REQUIRED WORK: Gather every line below where "number" appears.

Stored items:
"""
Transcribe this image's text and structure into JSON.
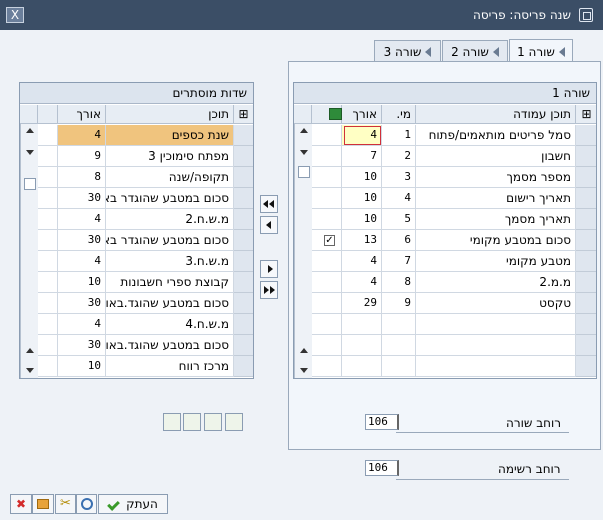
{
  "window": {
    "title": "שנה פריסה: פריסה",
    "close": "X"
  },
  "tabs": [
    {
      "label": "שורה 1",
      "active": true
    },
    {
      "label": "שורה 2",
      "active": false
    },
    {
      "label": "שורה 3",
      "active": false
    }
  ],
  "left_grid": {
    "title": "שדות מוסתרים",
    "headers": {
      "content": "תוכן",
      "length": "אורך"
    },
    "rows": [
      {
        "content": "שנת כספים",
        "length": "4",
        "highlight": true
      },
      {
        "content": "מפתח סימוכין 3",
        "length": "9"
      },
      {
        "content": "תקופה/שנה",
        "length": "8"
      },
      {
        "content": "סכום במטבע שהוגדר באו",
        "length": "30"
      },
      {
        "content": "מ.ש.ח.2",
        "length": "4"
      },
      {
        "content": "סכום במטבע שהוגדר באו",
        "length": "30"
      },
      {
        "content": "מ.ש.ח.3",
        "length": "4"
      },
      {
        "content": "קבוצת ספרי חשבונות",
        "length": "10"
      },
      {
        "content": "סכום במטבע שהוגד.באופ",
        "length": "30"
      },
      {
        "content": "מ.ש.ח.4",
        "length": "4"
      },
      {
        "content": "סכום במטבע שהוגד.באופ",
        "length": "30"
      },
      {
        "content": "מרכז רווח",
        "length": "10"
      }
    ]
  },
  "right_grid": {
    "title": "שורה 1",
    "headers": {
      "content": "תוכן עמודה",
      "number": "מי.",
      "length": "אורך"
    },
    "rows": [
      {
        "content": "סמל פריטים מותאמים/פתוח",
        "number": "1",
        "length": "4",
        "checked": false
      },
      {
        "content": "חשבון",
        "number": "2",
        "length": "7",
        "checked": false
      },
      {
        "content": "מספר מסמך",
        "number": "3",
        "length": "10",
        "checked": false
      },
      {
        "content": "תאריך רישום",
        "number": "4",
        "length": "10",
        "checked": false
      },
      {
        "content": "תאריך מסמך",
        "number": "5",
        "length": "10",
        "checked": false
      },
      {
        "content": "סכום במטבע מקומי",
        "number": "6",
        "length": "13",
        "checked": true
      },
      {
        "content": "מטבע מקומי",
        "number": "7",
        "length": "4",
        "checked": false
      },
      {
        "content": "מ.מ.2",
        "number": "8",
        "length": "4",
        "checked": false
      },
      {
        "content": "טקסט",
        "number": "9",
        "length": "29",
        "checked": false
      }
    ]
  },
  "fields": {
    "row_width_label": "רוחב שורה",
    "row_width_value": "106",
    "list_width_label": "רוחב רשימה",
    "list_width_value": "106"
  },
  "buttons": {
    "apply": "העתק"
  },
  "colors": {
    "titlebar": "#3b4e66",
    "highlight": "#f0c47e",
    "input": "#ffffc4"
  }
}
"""
EXERCISE OUTPUT:
      "number": "מי.",
        "number": "1",
        "number": "2",
        "number": "3",
        "number": "4",
        "number": "5",
        "number": "6",
        "number": "7",
        "number": "8",
        "number": "9",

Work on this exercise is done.